* _The task_
Give again, exactly and without pictures, the lines running from the line with "What's the underlying" to the end of the records below.

Recorded data:

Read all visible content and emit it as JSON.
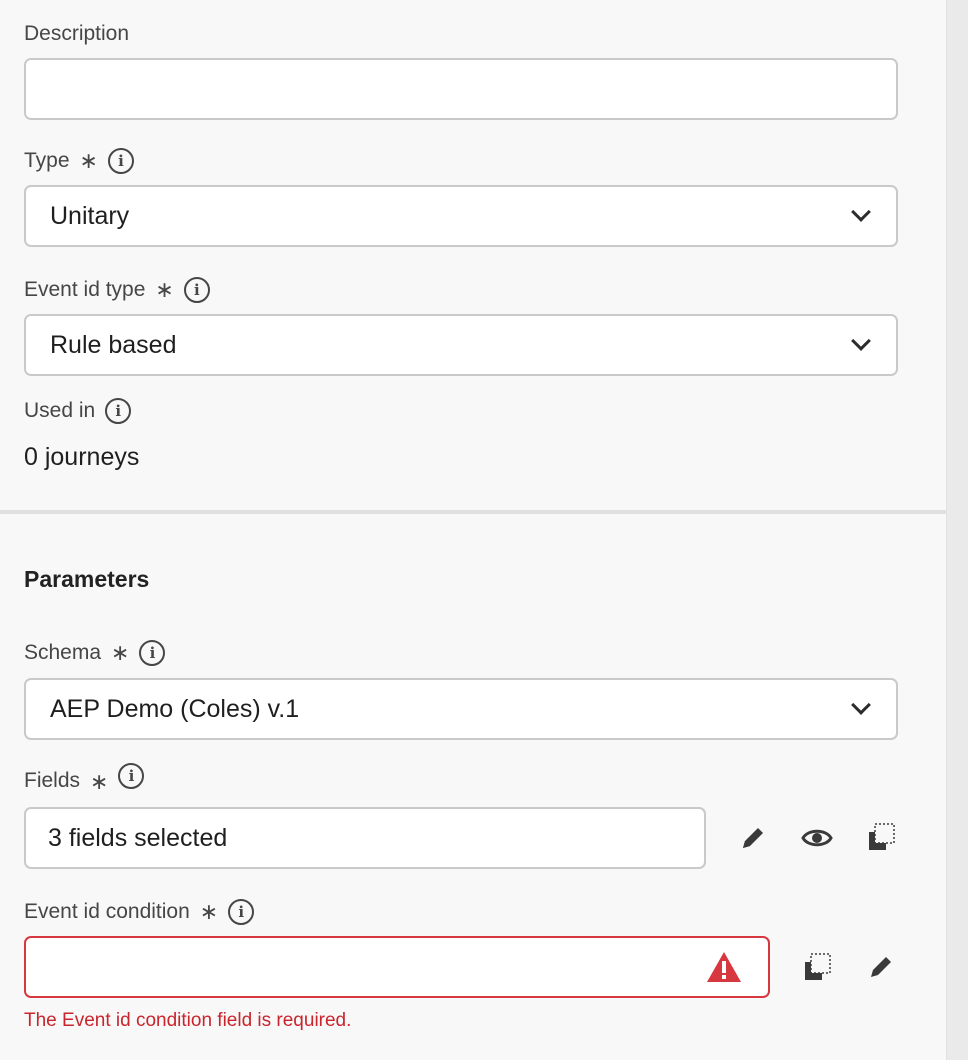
{
  "description": {
    "label": "Description",
    "value": ""
  },
  "type_field": {
    "label": "Type",
    "required_marker": "∗",
    "selected": "Unitary"
  },
  "event_id_type": {
    "label": "Event id type",
    "required_marker": "∗",
    "selected": "Rule based"
  },
  "used_in": {
    "label": "Used in",
    "value": "0 journeys"
  },
  "parameters": {
    "title": "Parameters",
    "schema": {
      "label": "Schema",
      "required_marker": "∗",
      "selected": "AEP Demo (Coles) v.1"
    },
    "fields": {
      "label": "Fields",
      "required_marker": "∗",
      "value": "3 fields selected"
    },
    "event_id_condition": {
      "label": "Event id condition",
      "required_marker": "∗",
      "value": "",
      "error_message": "The Event id condition field is required."
    }
  },
  "colors": {
    "error": "#d7373f",
    "background": "#f8f8f8",
    "field_border": "#c9c9c9"
  },
  "icons": {
    "info": "info-icon",
    "chevron": "chevron-down-icon",
    "edit": "pencil-icon",
    "preview": "eye-icon",
    "copy": "copy-icon",
    "alert": "alert-triangle-icon"
  }
}
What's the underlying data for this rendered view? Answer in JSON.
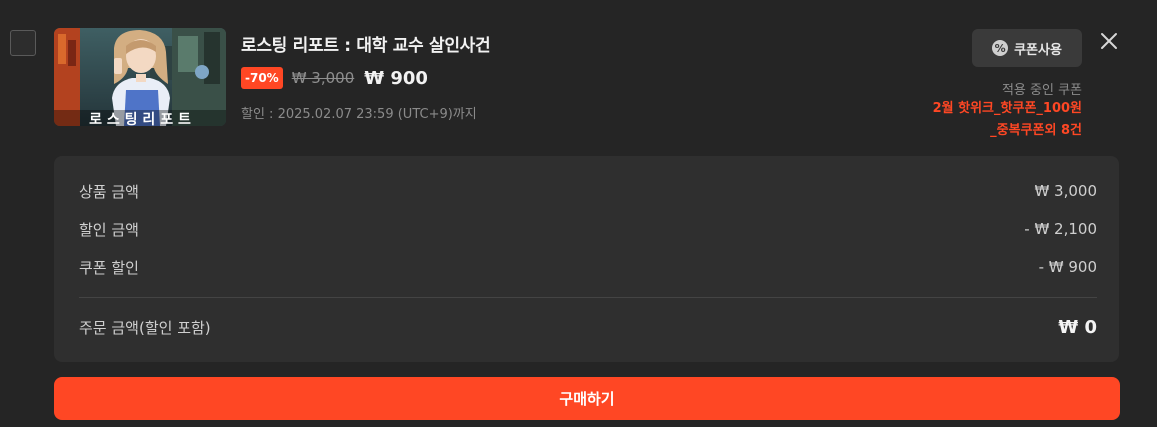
{
  "item": {
    "title": "로스팅 리포트 : 대학 교수 살인사건",
    "discount_badge": "-70%",
    "original_price": "₩ 3,000",
    "sale_price": "₩ 900",
    "deadline": "할인 : 2025.02.07 23:59 (UTC+9)까지",
    "thumbnail_text": "로 스 팅  리 포 트"
  },
  "coupon": {
    "button_label": "쿠폰사용",
    "applied_label": "적용 중인 쿠폰",
    "applied_line1": "2월 핫위크_핫쿠폰_100원",
    "applied_line2": "_중복쿠폰외 8건"
  },
  "summary": {
    "rows": [
      {
        "label": "상품 금액",
        "value": "₩ 3,000"
      },
      {
        "label": "할인 금액",
        "value": "- ₩ 2,100"
      },
      {
        "label": "쿠폰 할인",
        "value": "- ₩ 900"
      }
    ],
    "total_label": "주문 금액(할인 포함)",
    "total_value": "₩ 0"
  },
  "purchase_button_label": "구매하기",
  "colors": {
    "accent": "#ff4724",
    "background": "#252525",
    "panel": "#2f2f2f"
  },
  "icons": {
    "coupon": "coupon-percent-icon",
    "close": "close-icon"
  }
}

* _Response to this task_
What's the underlying data for this rendered view? Answer in JSON.
{
  "item": {
    "title": "로스팅 리포트 : 대학 교수 살인사건",
    "discount_badge": "-70%",
    "original_price": "₩ 3,000",
    "sale_price": "₩ 900",
    "deadline": "할인 : 2025.02.07 23:59 (UTC+9)까지",
    "thumbnail_text": "로 스 팅  리 포 트"
  },
  "coupon": {
    "button_label": "쿠폰사용",
    "applied_label": "적용 중인 쿠폰",
    "applied_line1": "2월 핫위크_핫쿠폰_100원",
    "applied_line2": "_중복쿠폰외 8건"
  },
  "summary": {
    "rows": [
      {
        "label": "상품 금액",
        "value": "₩ 3,000"
      },
      {
        "label": "할인 금액",
        "value": "- ₩ 2,100"
      },
      {
        "label": "쿠폰 할인",
        "value": "- ₩ 900"
      }
    ],
    "total_label": "주문 금액(할인 포함)",
    "total_value": "₩ 0"
  },
  "purchase_button_label": "구매하기",
  "colors": {
    "accent": "#ff4724",
    "background": "#252525",
    "panel": "#2f2f2f"
  },
  "icons": {
    "coupon": "coupon-percent-icon",
    "close": "close-icon"
  }
}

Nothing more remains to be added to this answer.